But a funny thing happened on the way to Election Day. The Massachusetts political arena in early November is starting to feel a lot like Fenway Park felt in early September, void of energy and drama as the players limp through the motions toward an outcome that was determined long before its time.
What we have ended up with instead of glory is a front-running candidate, Patrick, so cautious that he made no public appearances yesterday, just five days before voters go to the polls. He was in Pittsfield earlier this week, Pittsfield, according to sources, being in Western Massachusetts. You got the sense that if his staff could get away with him campaigning in Omaha, they would pay for a private jet.
And then there's Healey, beaten up in a series of debates in which the formats were unfair to the core, flailing in a hole that she meticulously dug for herself. The last time anyone spent millions of dollars so poorly, Dennis Kozlowski's name was on the check.
So what went wrong?
Obviously, Healey did. I've said it. My colleagues have said it. Republican consultants sitting on the sidelines are suddenly saying it. Even her opponent said it on Wednesday night when he so correctly declared at the debate that she is better than her campaign.
Healey intervened in the final hours of the Democratic primary with an attack ad against Chris Gabrieli that was as gutless as it was absurd. She ended up with the exact opponent that she wanted.
On primary night, she launched her campaign not by celebrating the democratic process or by sharing her ambitions or outlining her virtues, but with a withering attack against Patrick that left viewers scratching their heads. For many voters, it was the first lengthy exposure to Healey, and a good one it was not.
Ben LaGuer was a gift of epic proportions, showing Patrick to be a coddler of criminals and loose with the truth. In small, even medium doses, it would have been an effective issue, but Healey's big problem was that she didn't know when to let go. By the time she was done with her LaGuer onslaught, voters had decided, rightly so, that she had nothing else to say.
The debate sponsors did Healey no favors. By continuing to allow the unqualified and unelectable Grace Ross into the later debates, the organizers merely cluttered the process. Even worse, it allowed Patrick, Ross, and Christy Mihos to gang up on Healey in a me-too, junior high school kind of way. The result was a muddled sham.
Good campaigns should be a crucible. Close campaigns are a breeding ground for great ideas. Patrick, despite all his complaints of negativity, was given an easy ride. Now, he's doing what any smart politico would do: cautiously biding time.
He has never had to fully explain his proposal to reduce property taxes, which makes little sense.

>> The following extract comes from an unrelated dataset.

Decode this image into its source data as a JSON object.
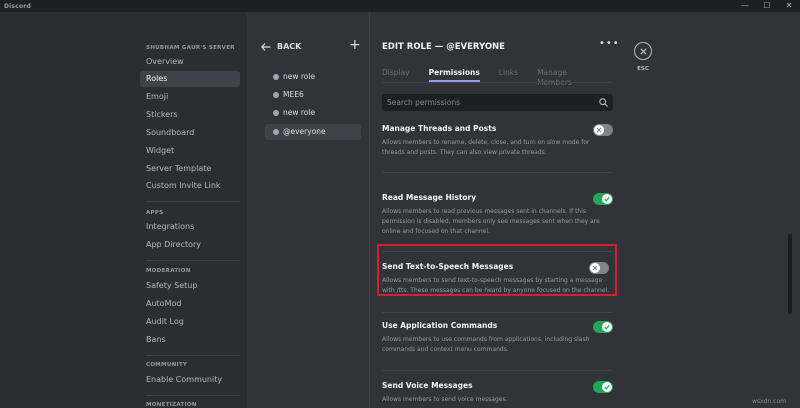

He has never been completely pinned down on the MCAS. He has never really said how he would pay for his myriad spending proposals. With Healey as negative as she was, Patrick could fall back on optimistic slogans that made him look like a prince.
In the end, the voters may elect the best candidate in the race. The question is, in a competitive campaign: How much better could he have been?
Brian McGrory is a Globe columnist. He can be reached at firstname.lastname@example.org.